> EXERCISE REQUIREMENTS
If a line of the records contains the string "data", copy it out.

> MATERIAL PROVIDED
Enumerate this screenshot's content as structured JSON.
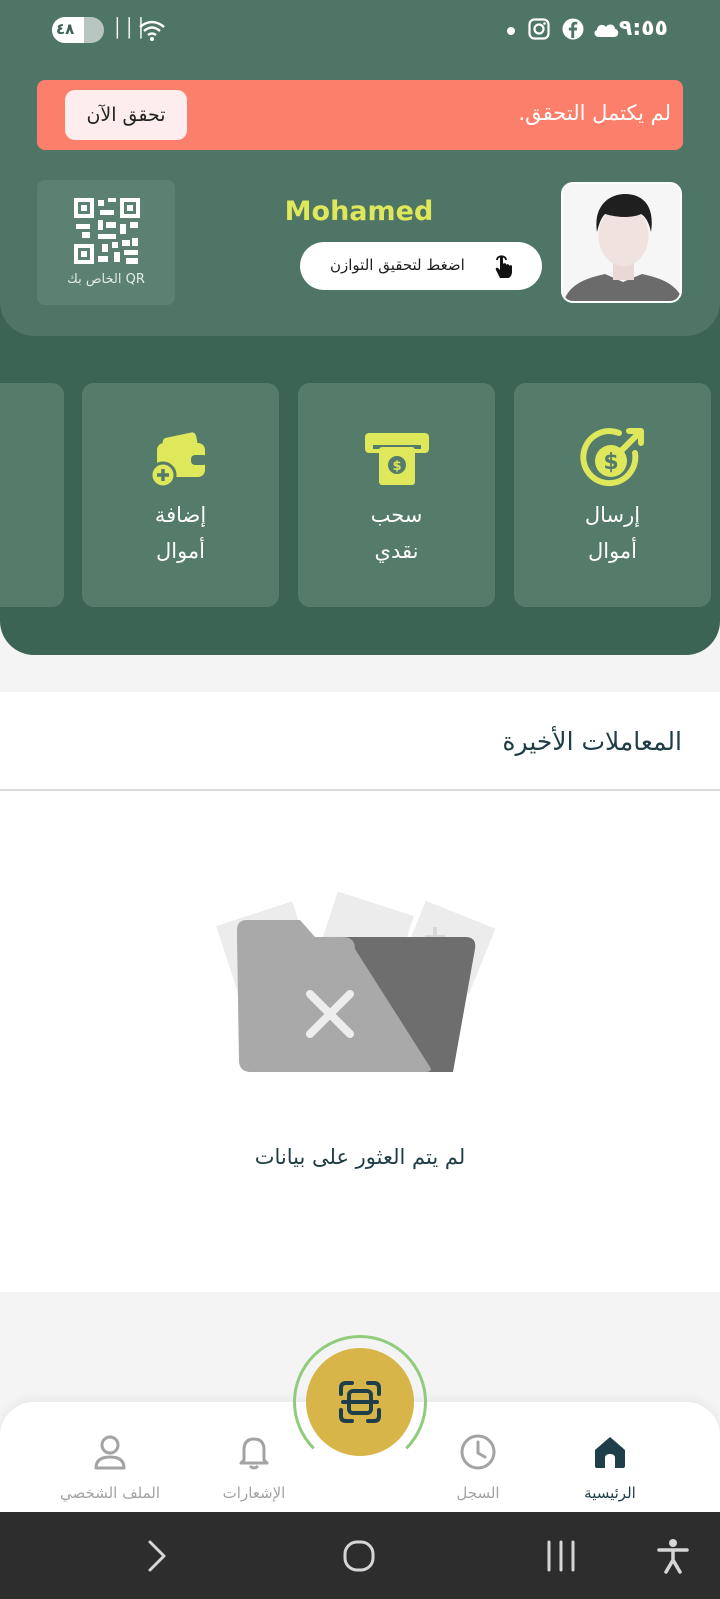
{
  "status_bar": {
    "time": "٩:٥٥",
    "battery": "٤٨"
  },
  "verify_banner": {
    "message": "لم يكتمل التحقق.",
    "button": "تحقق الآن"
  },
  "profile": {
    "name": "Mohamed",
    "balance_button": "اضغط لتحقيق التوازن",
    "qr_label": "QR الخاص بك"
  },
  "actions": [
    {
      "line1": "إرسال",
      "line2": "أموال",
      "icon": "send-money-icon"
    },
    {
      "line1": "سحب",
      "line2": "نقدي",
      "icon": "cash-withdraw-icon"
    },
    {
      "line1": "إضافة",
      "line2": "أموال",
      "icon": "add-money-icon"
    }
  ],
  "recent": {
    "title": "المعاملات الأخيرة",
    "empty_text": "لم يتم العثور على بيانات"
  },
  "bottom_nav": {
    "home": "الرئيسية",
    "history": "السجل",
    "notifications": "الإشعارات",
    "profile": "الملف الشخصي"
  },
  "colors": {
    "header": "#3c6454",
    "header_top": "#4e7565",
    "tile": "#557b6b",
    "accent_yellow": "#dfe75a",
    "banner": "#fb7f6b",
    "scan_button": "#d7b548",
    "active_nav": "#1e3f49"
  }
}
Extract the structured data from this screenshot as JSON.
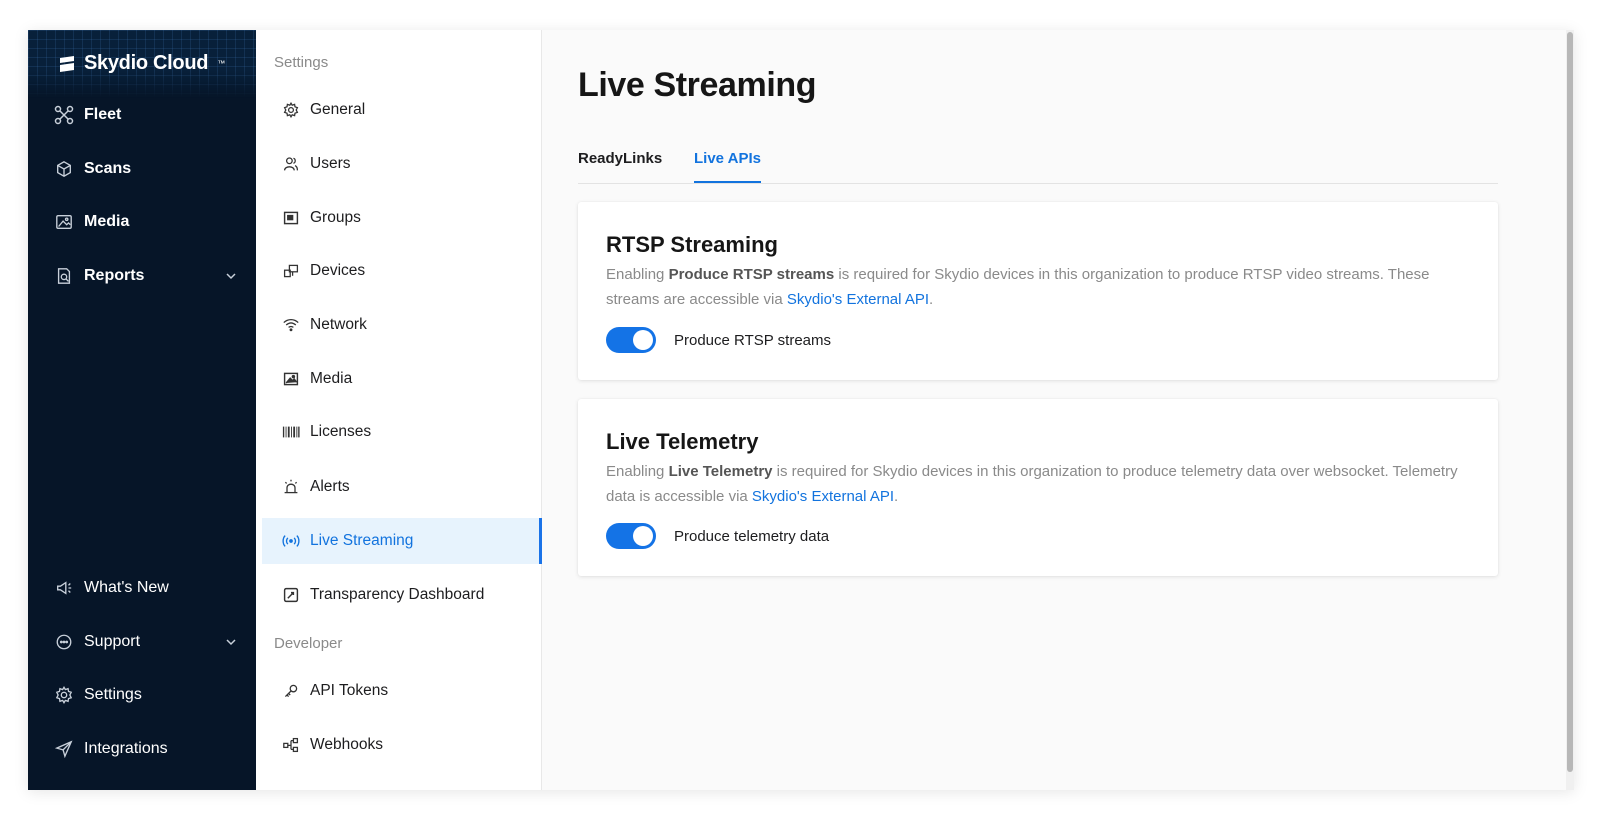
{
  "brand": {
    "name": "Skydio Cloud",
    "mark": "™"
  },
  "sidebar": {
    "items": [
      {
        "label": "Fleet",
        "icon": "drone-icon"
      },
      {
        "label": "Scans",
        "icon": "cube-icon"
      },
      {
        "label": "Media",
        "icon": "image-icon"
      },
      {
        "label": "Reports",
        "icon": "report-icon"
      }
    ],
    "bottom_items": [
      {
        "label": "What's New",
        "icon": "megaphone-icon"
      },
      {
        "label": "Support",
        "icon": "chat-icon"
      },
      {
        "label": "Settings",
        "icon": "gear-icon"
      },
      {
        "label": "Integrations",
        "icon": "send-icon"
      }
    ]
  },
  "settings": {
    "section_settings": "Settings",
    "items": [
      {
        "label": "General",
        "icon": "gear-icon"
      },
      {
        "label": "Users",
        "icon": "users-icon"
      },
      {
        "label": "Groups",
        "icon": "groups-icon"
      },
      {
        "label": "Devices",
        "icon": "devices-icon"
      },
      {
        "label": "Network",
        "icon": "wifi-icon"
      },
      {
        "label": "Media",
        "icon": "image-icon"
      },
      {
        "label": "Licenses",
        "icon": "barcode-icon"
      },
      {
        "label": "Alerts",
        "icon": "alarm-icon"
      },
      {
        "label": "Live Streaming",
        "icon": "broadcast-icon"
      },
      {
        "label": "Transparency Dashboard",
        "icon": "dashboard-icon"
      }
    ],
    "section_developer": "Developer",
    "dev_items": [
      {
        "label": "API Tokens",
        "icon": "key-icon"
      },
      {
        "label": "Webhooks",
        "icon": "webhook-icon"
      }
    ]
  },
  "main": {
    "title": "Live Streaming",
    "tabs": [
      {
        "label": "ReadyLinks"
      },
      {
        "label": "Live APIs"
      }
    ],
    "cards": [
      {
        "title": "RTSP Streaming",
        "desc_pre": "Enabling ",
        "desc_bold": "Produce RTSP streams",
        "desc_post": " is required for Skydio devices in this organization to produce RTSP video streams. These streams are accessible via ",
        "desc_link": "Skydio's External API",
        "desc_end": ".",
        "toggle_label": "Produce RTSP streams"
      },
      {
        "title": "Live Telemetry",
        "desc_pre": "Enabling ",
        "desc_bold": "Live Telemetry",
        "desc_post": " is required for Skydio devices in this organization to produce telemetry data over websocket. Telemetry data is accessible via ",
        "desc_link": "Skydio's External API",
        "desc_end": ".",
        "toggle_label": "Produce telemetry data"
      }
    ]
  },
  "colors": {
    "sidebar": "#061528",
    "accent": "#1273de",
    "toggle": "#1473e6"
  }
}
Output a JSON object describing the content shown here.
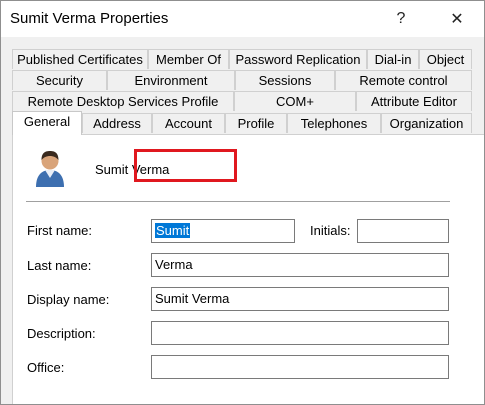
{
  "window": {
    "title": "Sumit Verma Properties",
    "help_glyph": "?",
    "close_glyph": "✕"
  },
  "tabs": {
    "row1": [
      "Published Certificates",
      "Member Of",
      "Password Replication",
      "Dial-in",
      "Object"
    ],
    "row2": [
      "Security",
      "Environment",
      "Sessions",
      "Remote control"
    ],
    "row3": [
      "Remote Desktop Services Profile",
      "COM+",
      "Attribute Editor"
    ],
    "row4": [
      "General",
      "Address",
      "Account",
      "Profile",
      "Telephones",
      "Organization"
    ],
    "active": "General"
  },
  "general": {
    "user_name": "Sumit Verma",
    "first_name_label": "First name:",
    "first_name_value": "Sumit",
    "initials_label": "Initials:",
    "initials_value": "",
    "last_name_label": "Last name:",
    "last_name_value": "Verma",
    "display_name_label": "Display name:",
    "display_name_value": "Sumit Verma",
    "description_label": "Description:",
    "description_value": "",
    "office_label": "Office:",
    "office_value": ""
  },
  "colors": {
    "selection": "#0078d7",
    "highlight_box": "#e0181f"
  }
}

> TASK SOLUTION
Extract the structured data from this screenshot as JSON.
        "desc_post": " is required for Skydio devices in this organization to produce telemetry data over websocket. Telemetry data is accessible via ",
        "toggle_label": "Produce telemetry data"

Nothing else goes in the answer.